The solar corona is the Sun’s outermost layer, extending millions of kilometers into space. It’s much hotter than the Sun’s surface, known as the photosphere, which is counterintuitive. The Aditya L1 mission aims to uncover the reasons behind this temperature difference and study the coronal magnetic fields that play a crucial role in shaping its structure. By observing specific emissions in visible and ultraviolet light using the Visible Emission Line Coronagraph (VELC) instrument, scientists hope to understand the mechanisms that heat the corona and drive the solar wind.

Measuring Solar Energetic Particles:

Solar flares, which are intense bursts of energy and light, are often accompanied by the release of high-energy particles known as solar energetic particles (SEPs). These particles can pose risks to astronauts in space and can interfere with the operation of satellites and other technology. Aditya L1’s instruments, particularly the Aditya Solar Wind Particle Experiment (ASPEX), will measure the properties of these particles, aiding in the prediction and mitigation of potential impacts on both space missions and Earth-based technology.

 Understanding Coronal Mass Ejections (CMEs):

Coronal Mass Ejections are massive eruptions of plasma and magnetic fields from the Sun. When these charged particles reach Earth, they can disrupt the planet’s magnetosphere and cause geomagnetic storms. These storms have the potential to affect power grids, communication systems, and even satellite operations. By closely observing the processes that lead to CMEs, Aditya L1 will provide valuable insights that can improve our ability to forecast and manage space weather events, ultimately minimizing their impact on technology and infrastructure.

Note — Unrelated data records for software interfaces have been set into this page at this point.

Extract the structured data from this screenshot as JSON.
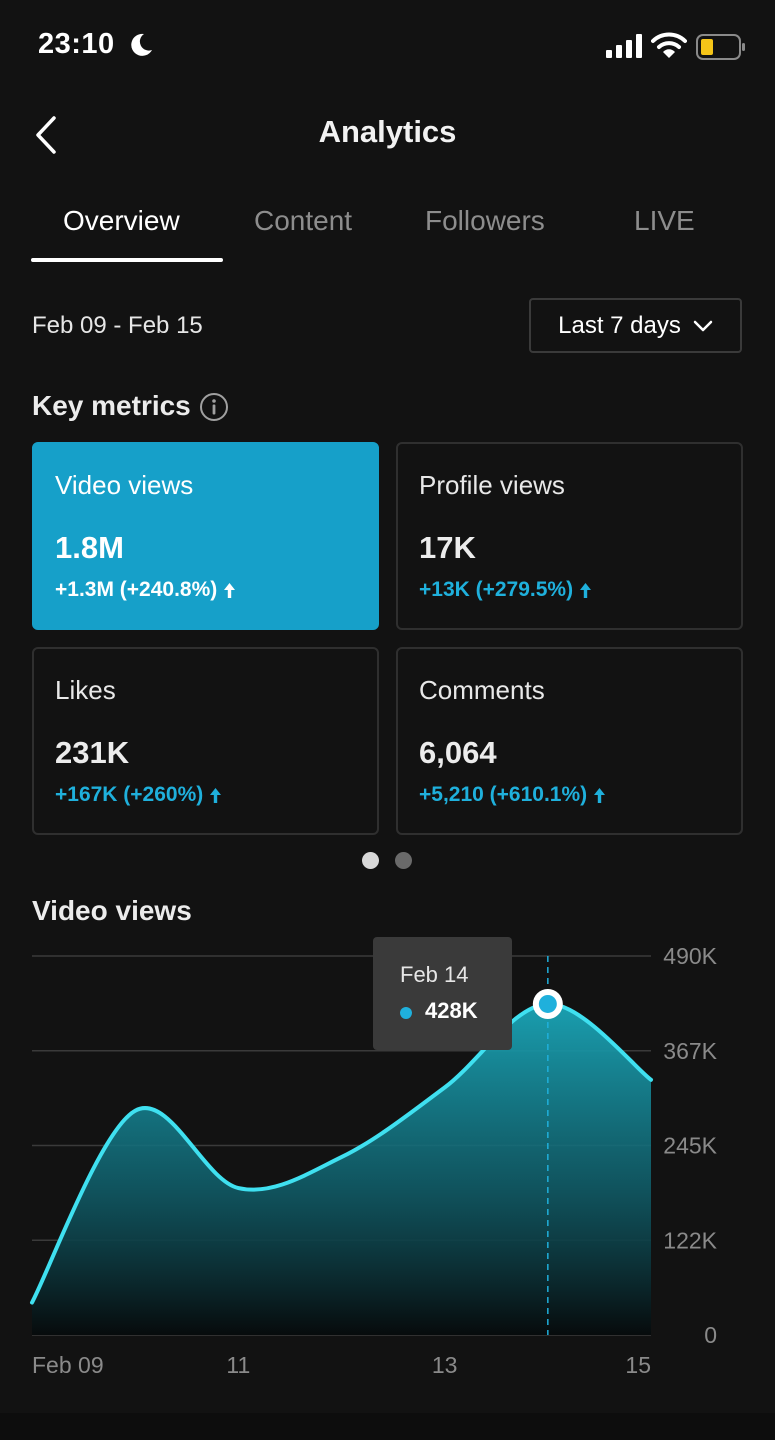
{
  "status_bar": {
    "time": "23:10",
    "icons": [
      "moon-icon",
      "signal-icon",
      "wifi-icon",
      "battery-icon"
    ],
    "battery_color": "#f5c518"
  },
  "header": {
    "back_icon": "chevron-left-icon",
    "title": "Analytics"
  },
  "tabs": [
    {
      "label": "Overview",
      "active": true
    },
    {
      "label": "Content",
      "active": false
    },
    {
      "label": "Followers",
      "active": false
    },
    {
      "label": "LIVE",
      "active": false
    }
  ],
  "date_range": "Feb 09 - Feb 15",
  "range_select": {
    "label": "Last 7 days",
    "icon": "chevron-down-icon"
  },
  "key_metrics": {
    "title": "Key metrics",
    "info_icon": "info-icon",
    "cards": [
      {
        "label": "Video views",
        "value": "1.8M",
        "change": "+1.3M (+240.8%)",
        "selected": true
      },
      {
        "label": "Profile views",
        "value": "17K",
        "change": "+13K (+279.5%)",
        "selected": false
      },
      {
        "label": "Likes",
        "value": "231K",
        "change": "+167K (+260%)",
        "selected": false
      },
      {
        "label": "Comments",
        "value": "6,064",
        "change": "+5,210 (+610.1%)",
        "selected": false
      }
    ],
    "pager": {
      "pages": 2,
      "current": 1
    }
  },
  "video_views_section": {
    "title": "Video views",
    "tooltip": {
      "date": "Feb 14",
      "value": "428K"
    }
  },
  "colors": {
    "accent": "#1fb0dc",
    "selected_card": "#16a0c9",
    "line": "#3fe0f0",
    "background": "#121212"
  },
  "chart_data": {
    "type": "area",
    "x": [
      "Feb 09",
      "Feb 10",
      "Feb 11",
      "Feb 12",
      "Feb 13",
      "Feb 14",
      "Feb 15"
    ],
    "x_tick_labels": [
      "Feb 09",
      "11",
      "13",
      "15"
    ],
    "x_tick_positions": [
      "Feb 09",
      "Feb 11",
      "Feb 13",
      "Feb 15"
    ],
    "values": [
      42000,
      290000,
      190000,
      230000,
      320000,
      428000,
      330000
    ],
    "y_tick_labels": [
      "490K",
      "367K",
      "245K",
      "122K",
      "0"
    ],
    "ylim": [
      0,
      490000
    ],
    "highlight": {
      "x": "Feb 14",
      "value": 428000
    },
    "grid": true,
    "yaxis_position": "right"
  }
}
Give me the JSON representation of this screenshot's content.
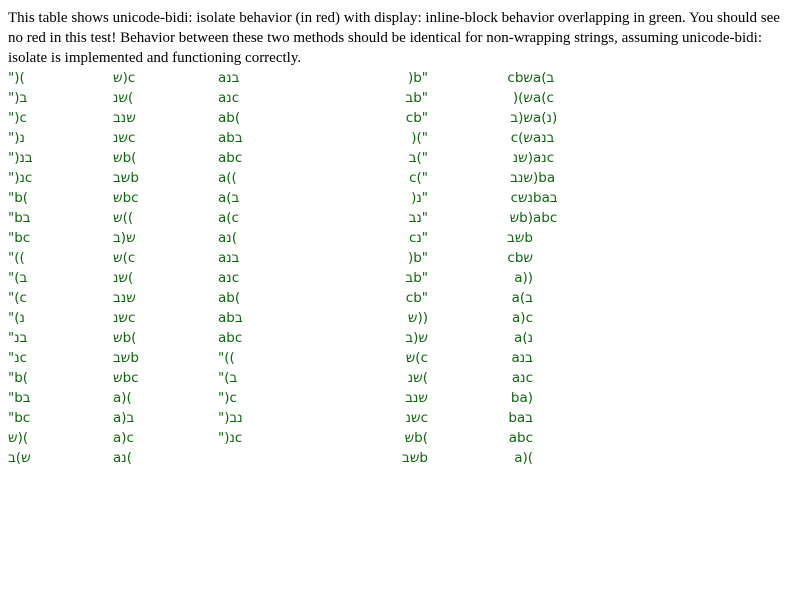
{
  "intro_text": "This table shows unicode-bidi: isolate behavior (in red) with display: inline-block behavior overlapping in green. You should see no red in this test! Behavior between these two methods should be identical for non-wrapping strings, assuming unicode-bidi: isolate is implemented and functioning correctly.",
  "columns": [
    {
      "align": "left",
      "cells": [
        "\")(",
        "\")ב",
        "\")c",
        "\")נ",
        "\")בנ",
        "\")נc",
        "\"b(",
        "\"bב",
        "\"bc",
        "\"((",
        "\"(ב",
        "\"(c",
        "\"(נ",
        "\"בנ",
        "\"נc",
        "\"b(",
        "\"bב",
        "\"bc",
        "ש)(",
        "ש)ב"
      ]
    },
    {
      "align": "left",
      "cells": [
        "ש)c",
        "שנ(",
        "שנב",
        "שנc",
        "שb(",
        "שבb",
        "שbc",
        "ש((",
        "ש(ב",
        "ש(c",
        "שנ(",
        "שנב",
        "שנc",
        "שb(",
        "שבb",
        "שbc",
        "a)(",
        "a)ב",
        "a)c",
        "aנ("
      ]
    },
    {
      "align": "left",
      "cells": [
        "aבנ",
        "aנc",
        "ab(",
        "abב",
        "abc",
        "a((",
        "a(ב",
        "a(c",
        "aנ(",
        "aבנ",
        "aנc",
        "ab(",
        "abב",
        "abc",
        "\"((",
        "\"(ב",
        "\")c",
        "\")נב",
        "\")נc",
        ""
      ]
    },
    {
      "align": "right",
      "cells": [
        ")b\"",
        "בb\"",
        "cb\"",
        ")(\"",
        "ב(\"",
        "c(\"",
        ")נ\"",
        "נב\"",
        "cנ\"",
        ")b\"",
        "בb\"",
        "cb\"",
        "ש))",
        "ש(ב",
        "ש(c",
        "שנ(",
        "שנב",
        "שנc",
        "שb(",
        "שבb"
      ]
    },
    {
      "align": "right",
      "cells": [
        "cbש",
        ")(ש",
        "ש(ב",
        "c(ש",
        "שנ)",
        "שנב",
        "cנש",
        "שb)",
        "שבb",
        "cbש",
        "a))",
        "a(ב",
        "a)c",
        "a(נ",
        "aבנ",
        "aנc",
        "ba)",
        "baב",
        "abc",
        "a)("
      ]
    },
    {
      "align": "left",
      "cells": [
        "a(ב",
        "a(c",
        "a(נ)",
        "aבנ",
        "aנc",
        ")ba",
        "baב",
        "abc"
      ]
    }
  ]
}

Studying the Chromosphere:

The chromosphere is a region of the Sun’s atmosphere situated just above the photosphere. It plays a key role in various solar phenomena, including the generation of light and heat. The Solar Ultraviolet Imaging Telescope (SUIT) onboard Aditya L1 will capture images of the Sun’s chromosphere in near-ultraviolet and far-ultraviolet wavelengths. By studying the dynamics and behaviour of this layer, scientists hope to gain insights into the processes that drive solar variability and influence the Sun’s overall behaviour.

Mission Instruments:

Aditya L1 is equipped with a suite of sophisticated instruments to achieve its scientific goals:


Visible Emission Line Coronagraph (VELC):

VELC will observe the corona using specific visible and ultraviolet emissions. It will help in understanding the solar wind acceleration and the properties of the coronal plasma.

Solar Ultraviolet Imaging Telescope (SUIT):

SUIT will observe the Sun’s chromosphere and corona in near-ultraviolet and far-ultraviolet wavelengths. This will provide vital data about the temperature and dynamics of these regions.

Aditya Solar Wind Particle Experiment (ASPEX):

ASPEX is designed to measure the variations in the solar wind velocity and composition. This data is essential for understanding the solar wind’s interaction with the Earth’s magnetosphere.

Significance and Future Implications:

The Aditya L1 mission holds tremendous significance for both solar and space science. By studying the Sun’s behavior and its impact on space weather, scientists can make more accurate predictions about solar activity and its potential effects on Earth’s technological infrastructure. Improved space weather forecasts can help protect satellites, power grids, and communication systems from potential disruptions caused by solar events.


Furthermore, the data gathered by Aditya L1 will contribute to the broader field of astrophysics. Understanding the processes that govern the Sun’s behavior can provide insights into similar phenomena observed in other stars across the universe.


As we eagerly await the launch of the Aditya L1 mission on September 2nd, scientists, space enthusiasts, and the general public alike are looking forward to the wealth of knowledge and discoveries that this mission promises to deliver. ISRO’s dedication to pushing the boundaries of space exploration continues to inspire and pave the way for future advancements in our understanding of the cosmos.


Message Us on WhatsApp